PROBLEM STATEMENT:
Could you work out how many lines in the material below hold the word "JSON"? Give only the number in reply.
* * * * * * *
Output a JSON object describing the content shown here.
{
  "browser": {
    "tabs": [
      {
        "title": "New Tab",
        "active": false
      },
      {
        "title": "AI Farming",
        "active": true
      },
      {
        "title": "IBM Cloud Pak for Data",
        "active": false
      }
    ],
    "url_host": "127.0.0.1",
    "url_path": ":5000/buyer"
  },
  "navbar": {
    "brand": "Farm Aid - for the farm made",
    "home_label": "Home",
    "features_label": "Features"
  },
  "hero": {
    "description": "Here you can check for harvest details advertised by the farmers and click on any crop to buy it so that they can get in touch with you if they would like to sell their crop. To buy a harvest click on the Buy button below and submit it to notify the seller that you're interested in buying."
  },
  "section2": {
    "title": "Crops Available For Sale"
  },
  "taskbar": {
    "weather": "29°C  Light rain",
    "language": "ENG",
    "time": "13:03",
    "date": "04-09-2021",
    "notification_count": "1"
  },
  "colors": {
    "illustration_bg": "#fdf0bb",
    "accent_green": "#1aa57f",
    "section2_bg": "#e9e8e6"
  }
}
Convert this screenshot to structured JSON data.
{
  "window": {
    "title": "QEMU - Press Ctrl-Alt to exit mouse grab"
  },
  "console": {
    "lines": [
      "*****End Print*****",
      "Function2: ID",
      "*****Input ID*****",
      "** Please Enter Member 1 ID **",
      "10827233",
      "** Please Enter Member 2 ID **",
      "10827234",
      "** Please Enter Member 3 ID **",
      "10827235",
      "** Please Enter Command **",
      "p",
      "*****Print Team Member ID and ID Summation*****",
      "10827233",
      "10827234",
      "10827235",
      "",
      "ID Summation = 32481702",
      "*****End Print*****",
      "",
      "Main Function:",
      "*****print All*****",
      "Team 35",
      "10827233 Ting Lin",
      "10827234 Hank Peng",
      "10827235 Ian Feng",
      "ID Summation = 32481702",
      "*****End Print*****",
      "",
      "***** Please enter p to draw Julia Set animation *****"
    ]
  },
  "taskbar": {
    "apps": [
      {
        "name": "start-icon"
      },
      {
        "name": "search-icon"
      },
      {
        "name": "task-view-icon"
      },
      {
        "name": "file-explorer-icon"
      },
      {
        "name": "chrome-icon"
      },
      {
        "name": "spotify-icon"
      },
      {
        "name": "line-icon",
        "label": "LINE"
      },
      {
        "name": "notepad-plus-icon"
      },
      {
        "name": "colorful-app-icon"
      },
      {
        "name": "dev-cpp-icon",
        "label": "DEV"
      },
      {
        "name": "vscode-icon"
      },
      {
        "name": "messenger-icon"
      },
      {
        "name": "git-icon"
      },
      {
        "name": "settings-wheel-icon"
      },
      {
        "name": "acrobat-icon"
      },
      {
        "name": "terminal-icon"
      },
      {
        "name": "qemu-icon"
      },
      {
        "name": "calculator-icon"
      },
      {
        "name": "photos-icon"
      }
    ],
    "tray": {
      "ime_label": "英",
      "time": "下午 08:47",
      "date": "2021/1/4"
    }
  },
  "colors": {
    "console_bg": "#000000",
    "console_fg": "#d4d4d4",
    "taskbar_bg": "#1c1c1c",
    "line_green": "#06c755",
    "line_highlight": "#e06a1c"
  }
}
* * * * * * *
ANSWER SPACE:
2